I understand that my iPhone is now doing contact tracing so that I can be notified if I’ve come close to someone who tests positive for Covid-19. How does that all work?
Things have definitely changed since the last time our society tackled a pandemic. Now we all carry around convenient tracking devices that make it easy to aggregate information and figure out how people move around and how often we’re in close proximity.
That’s exactly how traffic data is compiled for Google Maps and Apple Maps. as it happens. They track phones moving along a roadway and compare current device velocity versus statistical average; the slower the phones move, the more traffic there is. Ingenious, really.
In the old days contagious disease contact tracing was tedious, manual detective work: you’re sick? Who have you been in contact with in the last week or two, and who have they been in contact with?
Now it’s all automated.
But let’s be clear: Contact tracing does not constantly report your location to a central service so you can be tracked by some secretive government agency. It’s actually much more akin to how Find My Phone works on an iOS or Android device.
Nonetheless, the challenge with this modern technological contact tracking solution remains user privacy. None of us want the government tracking our every move and building massive databases of everyone with whom we’ve interacted. That’s why the foundation of the contract tracing solutions is a technology called Private Automated Contact Tracing (PACT).
PACT works through Bluetooth pings known as “chirps”. All phones send and receive these pings and your phone can constantly record the chirps from adjacent phones. If you then report that you’ve tested positive for Covid-19, the stored chirps from the last two weeks can then be uploaded, analyzed, the other devices identified and notifications then issued that alert them to the situation.
The bluetooth chirp ID to device mapping is the key privacy element, and that information is stored by national health organizations, not the FBI, NSA or any other law enforcement or government agency. No Illuminati, no shadowy government agency, no world gov’t.
Apple and Google also state that their code implementations are scrambling that identifying information and changing your phone’s tracing chirp ID every 10-15 minutes. If and when you receive a notification, it will also not include any identifying information about the person who has reported positive. Was it your roommate? Your Uncle Harry? Or the clerk at the local supermarket? You won’t have any way of knowing.
As of Wednesday, May 20, the latest updates to both Android and iPhone’s iOS include this contact tracing feature. If you don’t install the Centers for Disease Control CDC app [iOS link || Android link] or a similar authorized app, the contact tracing feature will remain disabled, however.
Hope that helps answer your questions about the technology. If you’d like to read more about the privacy aspects from health officials, engineers and privacy advocates, Google News has quite a lot of information on the subject.
Note: Screen captures, settings and notifications are mockups from Apple and Google and used to illustrate concepts. They are not necessarily exactly how things will appear when fully implemented and actively working.

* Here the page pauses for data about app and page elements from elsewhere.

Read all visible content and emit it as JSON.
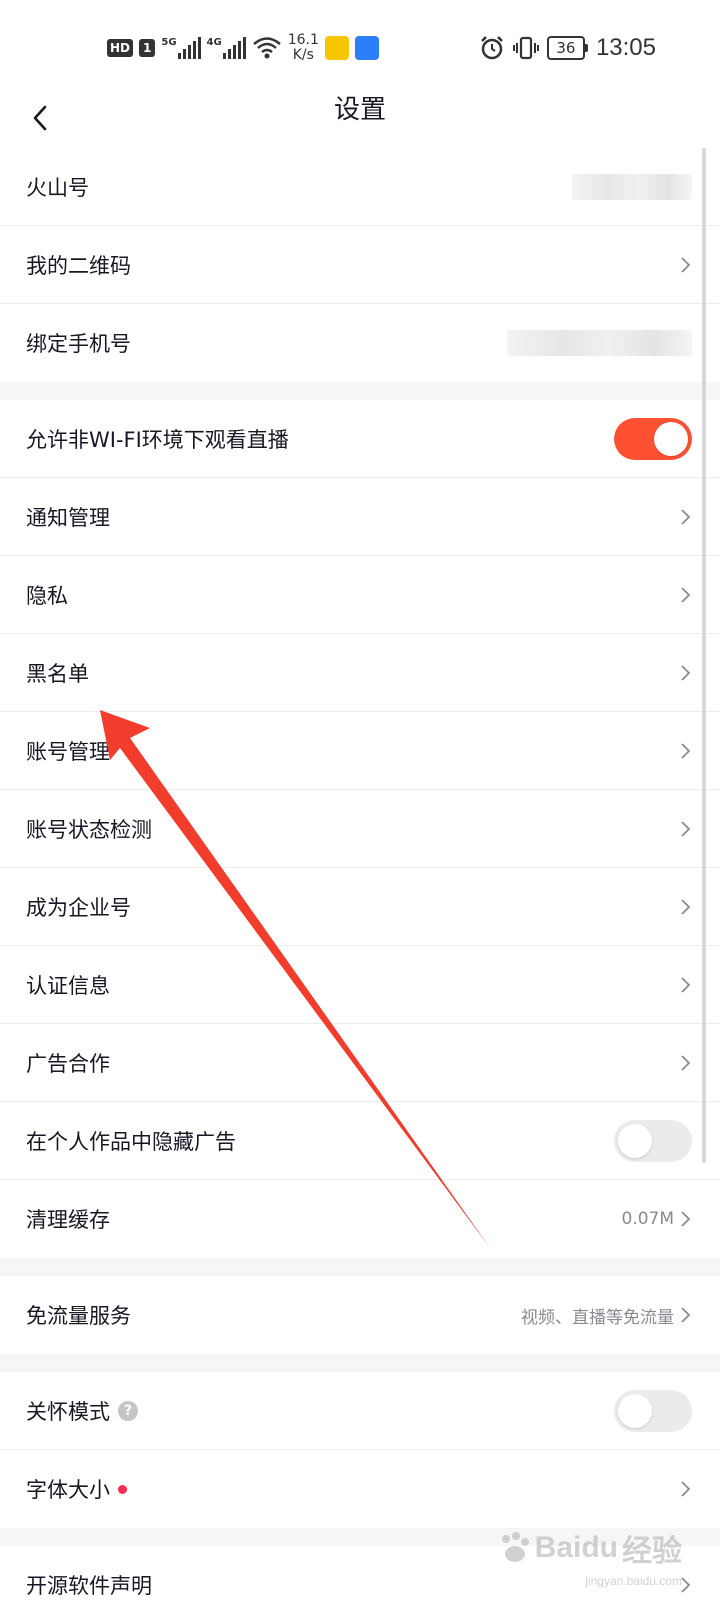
{
  "status_bar": {
    "hd": "HD",
    "sim": "1",
    "net1": "5G",
    "net2": "4G",
    "speed_value": "16.1",
    "speed_unit": "K/s",
    "battery": "36",
    "time": "13:05"
  },
  "nav": {
    "title": "设置"
  },
  "groups": {
    "account": {
      "huoshan_id": "火山号",
      "qr_code": "我的二维码",
      "phone": "绑定手机号"
    },
    "main": {
      "wifi_live": "允许非WI-FI环境下观看直播",
      "notifications": "通知管理",
      "privacy": "隐私",
      "blacklist": "黑名单",
      "account_mgmt": "账号管理",
      "account_status": "账号状态检测",
      "enterprise": "成为企业号",
      "verification": "认证信息",
      "ad_coop": "广告合作",
      "hide_ads": "在个人作品中隐藏广告",
      "clear_cache": "清理缓存",
      "cache_size": "0.07M"
    },
    "data": {
      "free_data": "免流量服务",
      "free_data_desc": "视频、直播等免流量"
    },
    "display": {
      "care_mode": "关怀模式",
      "font_size": "字体大小"
    },
    "about": {
      "open_source": "开源软件声明"
    }
  },
  "toggles": {
    "wifi_live": true,
    "hide_ads": false,
    "care_mode": false
  },
  "colors": {
    "accent": "#fe5133",
    "annotation_arrow": "#f23c2c",
    "dot": "#fe2c55"
  },
  "watermark": {
    "brand": "Baidu",
    "suffix": "经验",
    "site": "jingyan.baidu.com"
  }
}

Pro Tip: I’ve been writing about technology and privacy for quite a while. Please check out my computer basics help area for lots more tutorials of this nature. Thanks!